Tuesday, October 25, 2011
It's Lonely at the Top
I was in your chair once. I thrived under CTAs and ‘official’ FCs and plans. I felt that to be truly good at Eve meant fleets of total discipline, high KDR, tight recruitment standards, and solid goals.
Then, I joined this little no named corporation in faction war named Locus Industries and it completely blew everything I thought out of the water. These were guys who yacked on fleet coms like there was no tomorrow. These were guys who didn’t even look at my api, or ask what ship I flew before letting me in. They had no goals except to kill stuff and have fun and their recruitment filter was 100% natural—those who didn’t fit in or couldn’t keep up left on their own, eventually. Heck, their corp ticker was [LOSER]. How more unserious can you be?

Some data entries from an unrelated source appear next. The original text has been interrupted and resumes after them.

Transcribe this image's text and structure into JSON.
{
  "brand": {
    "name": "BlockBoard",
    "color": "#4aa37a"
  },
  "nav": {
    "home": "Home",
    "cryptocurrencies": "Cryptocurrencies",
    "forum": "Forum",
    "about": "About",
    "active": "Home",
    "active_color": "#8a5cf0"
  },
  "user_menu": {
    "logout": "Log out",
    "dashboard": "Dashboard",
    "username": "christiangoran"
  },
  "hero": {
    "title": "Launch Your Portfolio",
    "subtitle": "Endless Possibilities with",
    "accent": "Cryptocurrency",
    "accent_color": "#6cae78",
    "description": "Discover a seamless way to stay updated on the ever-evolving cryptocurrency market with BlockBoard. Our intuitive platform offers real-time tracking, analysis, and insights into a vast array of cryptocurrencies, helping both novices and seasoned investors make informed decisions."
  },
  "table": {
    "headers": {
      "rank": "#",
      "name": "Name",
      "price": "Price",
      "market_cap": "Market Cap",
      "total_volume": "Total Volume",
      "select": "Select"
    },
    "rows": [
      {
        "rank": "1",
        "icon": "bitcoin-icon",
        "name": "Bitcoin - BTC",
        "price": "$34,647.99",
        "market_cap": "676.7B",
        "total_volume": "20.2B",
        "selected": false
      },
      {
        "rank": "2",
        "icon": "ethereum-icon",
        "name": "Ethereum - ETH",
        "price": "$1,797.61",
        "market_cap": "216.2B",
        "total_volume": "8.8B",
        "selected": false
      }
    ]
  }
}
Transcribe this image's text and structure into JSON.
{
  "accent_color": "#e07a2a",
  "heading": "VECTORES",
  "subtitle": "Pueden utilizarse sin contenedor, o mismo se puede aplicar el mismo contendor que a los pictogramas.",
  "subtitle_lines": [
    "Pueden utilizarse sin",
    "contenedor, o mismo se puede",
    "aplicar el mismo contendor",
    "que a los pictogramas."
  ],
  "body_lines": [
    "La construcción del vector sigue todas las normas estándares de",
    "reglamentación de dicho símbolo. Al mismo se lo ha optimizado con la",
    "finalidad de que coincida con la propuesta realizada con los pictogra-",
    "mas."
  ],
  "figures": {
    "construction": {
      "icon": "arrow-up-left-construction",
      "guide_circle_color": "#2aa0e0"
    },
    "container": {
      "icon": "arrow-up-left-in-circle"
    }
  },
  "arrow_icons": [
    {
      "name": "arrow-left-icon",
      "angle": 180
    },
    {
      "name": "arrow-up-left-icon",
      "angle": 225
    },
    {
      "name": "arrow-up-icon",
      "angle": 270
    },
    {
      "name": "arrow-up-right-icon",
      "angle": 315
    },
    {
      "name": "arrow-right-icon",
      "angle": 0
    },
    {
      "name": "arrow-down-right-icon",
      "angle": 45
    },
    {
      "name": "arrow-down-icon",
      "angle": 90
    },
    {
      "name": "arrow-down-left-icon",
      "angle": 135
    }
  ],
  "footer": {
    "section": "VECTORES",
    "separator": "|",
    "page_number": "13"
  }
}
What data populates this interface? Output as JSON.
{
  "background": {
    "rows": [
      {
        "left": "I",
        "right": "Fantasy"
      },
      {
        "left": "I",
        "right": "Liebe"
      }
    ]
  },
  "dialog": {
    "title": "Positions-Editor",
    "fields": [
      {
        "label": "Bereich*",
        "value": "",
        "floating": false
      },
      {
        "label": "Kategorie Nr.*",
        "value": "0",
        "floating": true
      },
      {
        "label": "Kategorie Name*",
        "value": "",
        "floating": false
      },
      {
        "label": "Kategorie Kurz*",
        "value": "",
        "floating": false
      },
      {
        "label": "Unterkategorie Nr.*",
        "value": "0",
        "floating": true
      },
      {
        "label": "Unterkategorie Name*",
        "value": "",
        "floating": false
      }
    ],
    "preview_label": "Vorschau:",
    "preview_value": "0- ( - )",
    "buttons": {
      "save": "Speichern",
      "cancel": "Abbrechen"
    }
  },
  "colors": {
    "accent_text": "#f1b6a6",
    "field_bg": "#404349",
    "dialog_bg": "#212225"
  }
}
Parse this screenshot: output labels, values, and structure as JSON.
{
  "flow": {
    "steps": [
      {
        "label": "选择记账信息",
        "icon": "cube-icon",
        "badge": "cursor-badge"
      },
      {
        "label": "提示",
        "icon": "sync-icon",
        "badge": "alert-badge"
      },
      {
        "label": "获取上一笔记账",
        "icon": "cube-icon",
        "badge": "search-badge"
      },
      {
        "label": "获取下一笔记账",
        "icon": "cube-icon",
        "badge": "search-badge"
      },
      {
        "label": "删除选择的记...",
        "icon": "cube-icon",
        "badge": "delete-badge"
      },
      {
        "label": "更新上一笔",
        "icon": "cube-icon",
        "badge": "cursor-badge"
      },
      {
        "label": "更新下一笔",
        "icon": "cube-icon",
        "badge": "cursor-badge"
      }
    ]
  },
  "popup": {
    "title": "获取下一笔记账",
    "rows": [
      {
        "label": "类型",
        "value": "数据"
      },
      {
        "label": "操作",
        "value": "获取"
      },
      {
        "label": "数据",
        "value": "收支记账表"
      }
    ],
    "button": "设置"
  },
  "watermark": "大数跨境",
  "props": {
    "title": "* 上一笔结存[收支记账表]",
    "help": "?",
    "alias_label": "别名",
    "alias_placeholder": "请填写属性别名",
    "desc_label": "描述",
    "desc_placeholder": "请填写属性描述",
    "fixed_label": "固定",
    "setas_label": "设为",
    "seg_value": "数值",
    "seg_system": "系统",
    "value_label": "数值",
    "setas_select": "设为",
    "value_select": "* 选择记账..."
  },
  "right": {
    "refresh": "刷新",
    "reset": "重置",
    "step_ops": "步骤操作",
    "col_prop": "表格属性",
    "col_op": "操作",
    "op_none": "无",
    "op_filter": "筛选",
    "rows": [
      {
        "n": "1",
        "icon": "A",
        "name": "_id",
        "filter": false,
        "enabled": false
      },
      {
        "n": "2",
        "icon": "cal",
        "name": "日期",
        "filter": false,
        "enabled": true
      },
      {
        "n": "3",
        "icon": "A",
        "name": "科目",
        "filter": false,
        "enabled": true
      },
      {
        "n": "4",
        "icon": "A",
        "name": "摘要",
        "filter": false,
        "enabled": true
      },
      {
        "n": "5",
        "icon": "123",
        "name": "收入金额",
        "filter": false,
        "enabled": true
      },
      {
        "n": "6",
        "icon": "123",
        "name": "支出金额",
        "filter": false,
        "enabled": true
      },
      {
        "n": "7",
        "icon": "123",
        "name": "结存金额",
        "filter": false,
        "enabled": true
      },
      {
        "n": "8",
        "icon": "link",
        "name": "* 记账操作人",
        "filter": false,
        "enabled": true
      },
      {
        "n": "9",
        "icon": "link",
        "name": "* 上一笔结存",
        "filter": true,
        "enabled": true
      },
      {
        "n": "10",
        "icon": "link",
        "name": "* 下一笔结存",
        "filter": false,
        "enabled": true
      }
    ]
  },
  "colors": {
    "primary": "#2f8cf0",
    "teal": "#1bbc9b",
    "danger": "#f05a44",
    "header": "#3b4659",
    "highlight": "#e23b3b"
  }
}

These were also the guys who flew effective, lol, remote-rep punisher gangs making people scratch their heads, then cry when their ships blew up. They were also the guys who took a small gang of BSes and one triage archon up against a Minmatar armada, effectively blowing away four hostile dreads and a carrier while losing only a handful of sub caps themselves.
They didn’t care, and therefor they were willing to take risks that most leaders and FCs would cringe at.
Ahhh elitism. The one thing that holds people back in Eve.
Prior to joining Ka Pow Pow, I was frequently looking for a new corporation. I was quickly baffled and frustrated. I talked to corporations who required detailed applications answering questions about what I would do in certain situations, to corporations who required a huge filtering process with apis and interviews and yadda yadda yadda.
I think I even asked one corp…”can’t I just fly with you a while so you can see if you like me and I can see if you’re cool or not?” That wouldn’t work because it’s a security risk. (….Because if you’re a spy…getting into a corp that’s actively recruiting would be sooo hard…*end sarcasm*)
Internet spaceships are important business.
To be honest, corp searching was extremely exhausting. (I feel bad for anyone currently undergoing that process!) I started talking to Gald who was an old Locus corpmate who had defected to the Minmatar when Locus mostly closed up shop. I don’t have our chat logs but I think it went something like this:
(Me) “So, what do you guys do?”
(Gald) “Uh…we pvp.”
(Me) “Cool, can I join?”
I put in an ap, and five minutes later the ceo, Manos (someone I’d never flown with, never hardly ever spoken to, and actually flew against in the Amarr militia) gives me director roles.
“So you can do whatever the heck you want.” He said. Well, I don’t remember if those were his exact words, but that’s exactly what he meant.
Sweet. “So where’s the corp office so I can steal from you?”
He told me where it was. “Be sure to put a note in there so I know who took it all.”
“Right-ee-oh. Sure thing.”
Of course, I didn’t steal anything. Not even one thing from the huge hangar full of faction mods.
But you get the picture. I’d finally found a corporation that spent more time pvping and playing the game then pushing paperwork on people, or spouting their elite ideals on their soapboxes of arrogance, while spinning their ships in a station. (Now they spout their elite ideals from their ships while leroying into near death situations…guns a blazing….lol)
So, yeah, I laugh at people. I laugh when an old friend flies by and opens a private chat because he’s not ‘aloud’ to talk in local. I laugh when I look at a corp’s recruitment standards and see that they require people to answer a novel of ‘what if’s and document 100 solo kills in order to be ‘worthy.’ I laugh when people talk about the superiority of their ‘disciplined’ fleets, their ‘strict’ coms, or boast about how their corporation analyzes kill mails after each fight to see how they could do better.
I laugh when people say “those guys are the best pvpers” or “those guys are elite.” Because there’s a hundred people out there who have a completely different opinion of them. Elitism is an illusion. An illusion supported by illusory killbard stats, and the illusary hopes of egotistical men who make up the Eve universe.
Keep your chains—your crutches of self worth and importance.
No amount of elitism can make up for having pure, uninhibited fun